§ **Task statement**: Search the entries below for "Directory", and copy each line where it appears.

(Exercise inputs Opens)

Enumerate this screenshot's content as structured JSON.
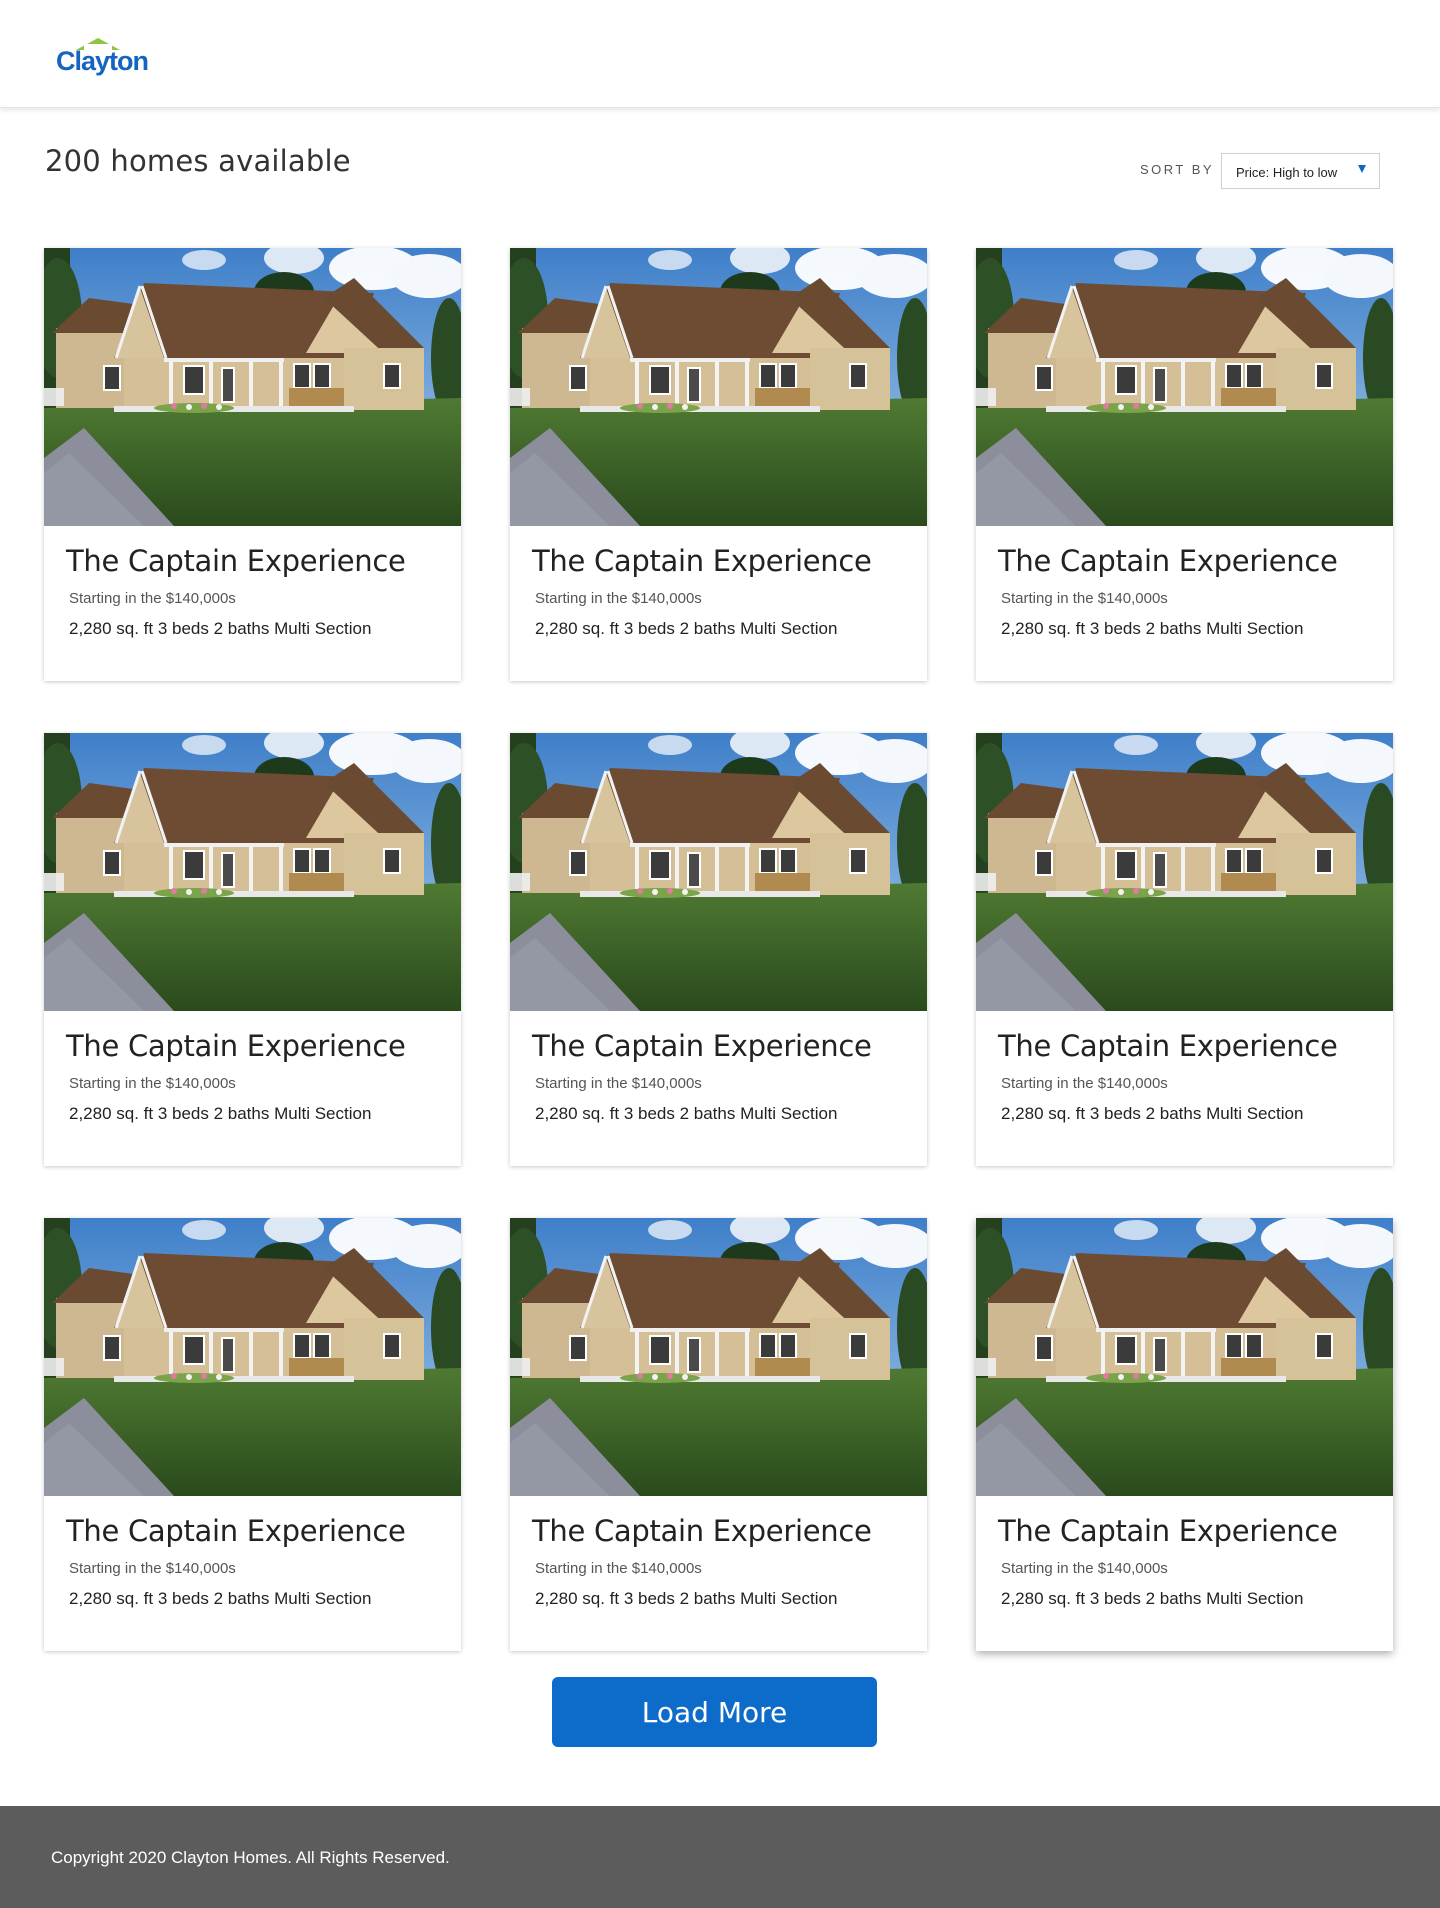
{
  "header": {
    "logo_text": "Clayton"
  },
  "toolbar": {
    "results_count": "200 homes available",
    "sort_label": "SORT BY",
    "sort_value": "Price: High to low"
  },
  "listings": [
    {
      "title": "The Captain Experience",
      "price": "Starting in the $140,000s",
      "specs": "2,280 sq. ft 3 beds 2 baths Multi Section"
    },
    {
      "title": "The Captain Experience",
      "price": "Starting in the $140,000s",
      "specs": "2,280 sq. ft 3 beds 2 baths Multi Section"
    },
    {
      "title": "The Captain Experience",
      "price": "Starting in the $140,000s",
      "specs": "2,280 sq. ft 3 beds 2 baths Multi Section"
    },
    {
      "title": "The Captain Experience",
      "price": "Starting in the $140,000s",
      "specs": "2,280 sq. ft 3 beds 2 baths Multi Section"
    },
    {
      "title": "The Captain Experience",
      "price": "Starting in the $140,000s",
      "specs": "2,280 sq. ft 3 beds 2 baths Multi Section"
    },
    {
      "title": "The Captain Experience",
      "price": "Starting in the $140,000s",
      "specs": "2,280 sq. ft 3 beds 2 baths Multi Section"
    },
    {
      "title": "The Captain Experience",
      "price": "Starting in the $140,000s",
      "specs": "2,280 sq. ft 3 beds 2 baths Multi Section"
    },
    {
      "title": "The Captain Experience",
      "price": "Starting in the $140,000s",
      "specs": "2,280 sq. ft 3 beds 2 baths Multi Section"
    },
    {
      "title": "The Captain Experience",
      "price": "Starting in the $140,000s",
      "specs": "2,280 sq. ft 3 beds 2 baths Multi Section"
    }
  ],
  "load_more_label": "Load More",
  "footer": {
    "copyright": "Copyright 2020 Clayton Homes. All Rights Reserved."
  },
  "colors": {
    "brand_blue": "#0d6cc9",
    "logo_blue": "#1565c0",
    "logo_green": "#8cc63f",
    "footer_bg": "#5c5c5c"
  }
}
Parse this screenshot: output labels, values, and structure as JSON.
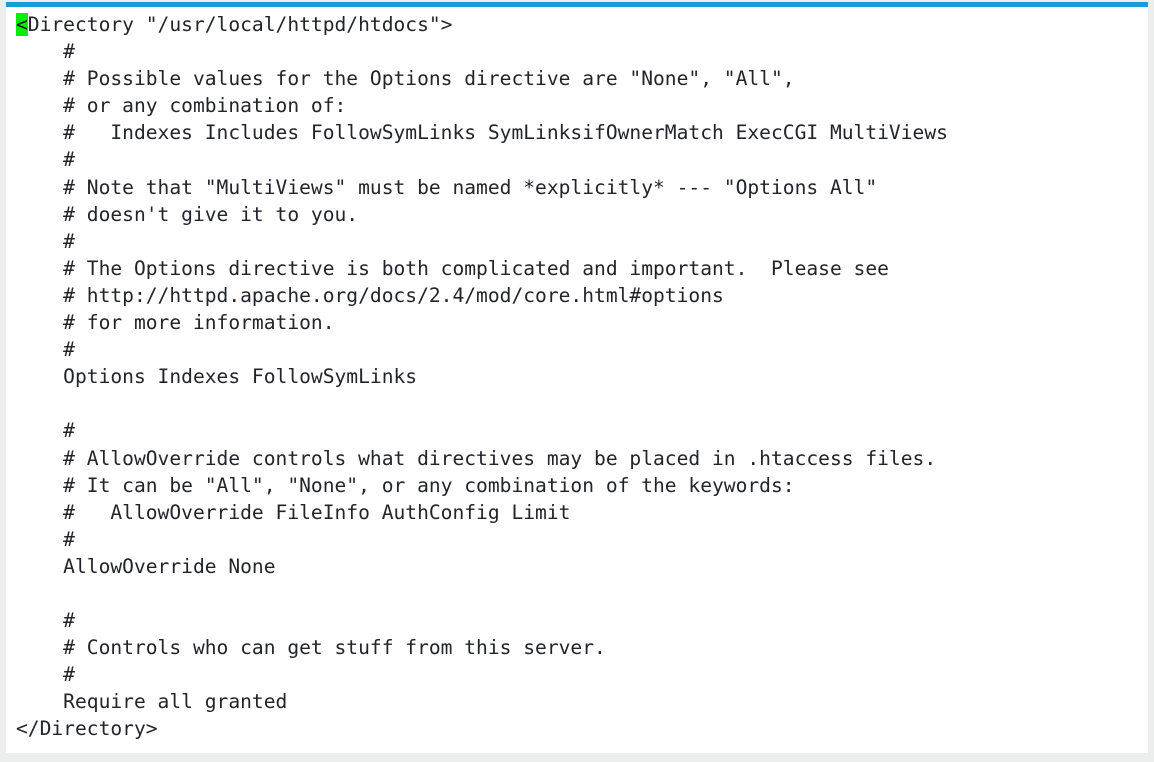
{
  "window": {
    "kind": "text-editor-config-view",
    "accent_color": "#1f9ad6",
    "background_color": "#eceded",
    "page_color": "#ffffff",
    "text_color": "#22242c",
    "cursor_highlight_color": "#00ef00"
  },
  "editor": {
    "cursor": {
      "character": "<",
      "line_index": 0,
      "column_index": 0
    },
    "lines": [
      "<Directory \"/usr/local/httpd/htdocs\">",
      "    #",
      "    # Possible values for the Options directive are \"None\", \"All\",",
      "    # or any combination of:",
      "    #   Indexes Includes FollowSymLinks SymLinksifOwnerMatch ExecCGI MultiViews",
      "    #",
      "    # Note that \"MultiViews\" must be named *explicitly* --- \"Options All\"",
      "    # doesn't give it to you.",
      "    #",
      "    # The Options directive is both complicated and important.  Please see",
      "    # http://httpd.apache.org/docs/2.4/mod/core.html#options",
      "    # for more information.",
      "    #",
      "    Options Indexes FollowSymLinks",
      "",
      "    #",
      "    # AllowOverride controls what directives may be placed in .htaccess files.",
      "    # It can be \"All\", \"None\", or any combination of the keywords:",
      "    #   AllowOverride FileInfo AuthConfig Limit",
      "    #",
      "    AllowOverride None",
      "",
      "    #",
      "    # Controls who can get stuff from this server.",
      "    #",
      "    Require all granted",
      "</Directory>"
    ]
  }
}
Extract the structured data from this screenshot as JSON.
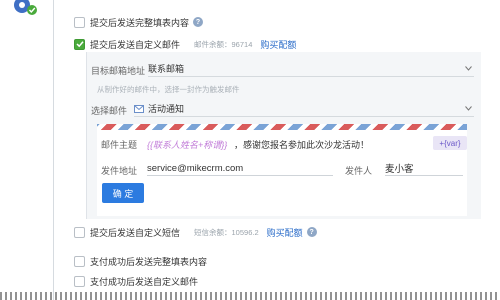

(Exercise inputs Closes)

§ **Result of the exercise**:
      "<Directory \"/usr/local/httpd/htdocs\">",
      "</Directory>"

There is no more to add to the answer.